In Brazil, the death toll from landslides and flooding in an area near Rio de Janeiro has surpassed 500. Many more people are feared to be dead in areas where a month’s worth of rain fell in less than 24 hours. At least 13,500 people have been left homeless after flooding destroyed their homes.
A new report is warning 2011 is poised to break a record for home foreclosures in the United States. According to RealtyTrac, 1.2 million homes are likely to be repossessed this year, topping the record of one million set in 2010. At least five million borrowers are currently at least two months behind on their mortgages. California, Florida, Arizona, Illinois, Nevada and Michigan are expected to remain the states with the most foreclosures.
An American citizen currently held in Kuwait is claiming he was subjected to a harsh FBI interrogation this week. Nineteen-year-old Gulet Mohamed says he has been tortured and sleep-deprived since trying to renew his visa at a Kuwaiti airport last month. Mohamed says he has been extensively questioned about a 2009 study trip to Yemen and a later visit with family members in Somalia. On Wednesday, Mohamed said FBI agents subjected him to threats and rejected his pleas for an attorney while pressing him to admit to ties with militant groups. Mohamed has been unable to return to the United States since being placed on a no-fly list.

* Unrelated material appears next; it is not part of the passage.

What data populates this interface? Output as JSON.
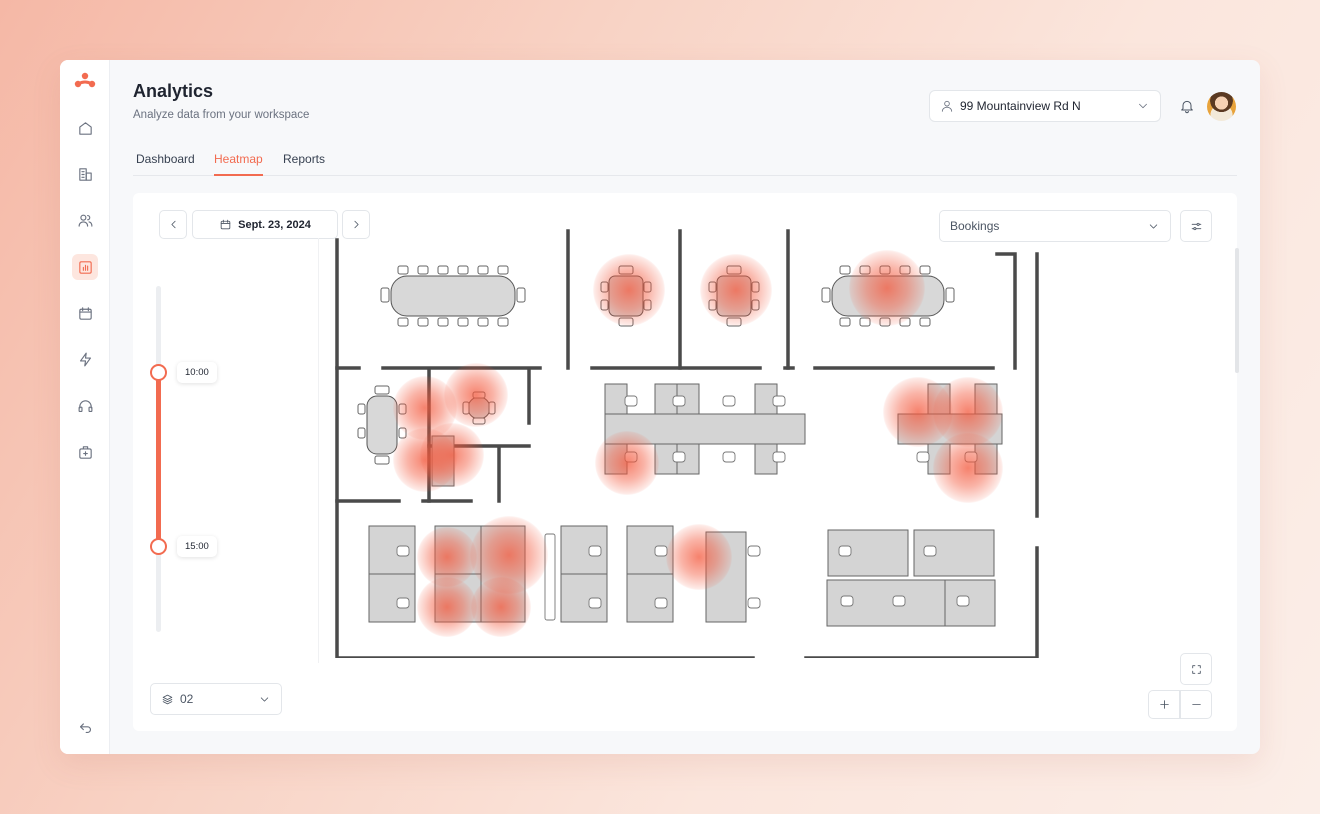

The Centers for Disease Control has released a new report detailing health-related disparities between various ethnic and social groups in the United States. The CDC says infants born to black women are up to three times more likely to die than infants born to women of other ethnicities. Drug-induced deaths increased in ethnicities from 2003 to 2007, with the exception of Hispanics. The death rates were highest among non-Hispanic whites. In a reversal from trends 15 to 20 years ago, prescription drug abuse now kills more people than hard narcotics.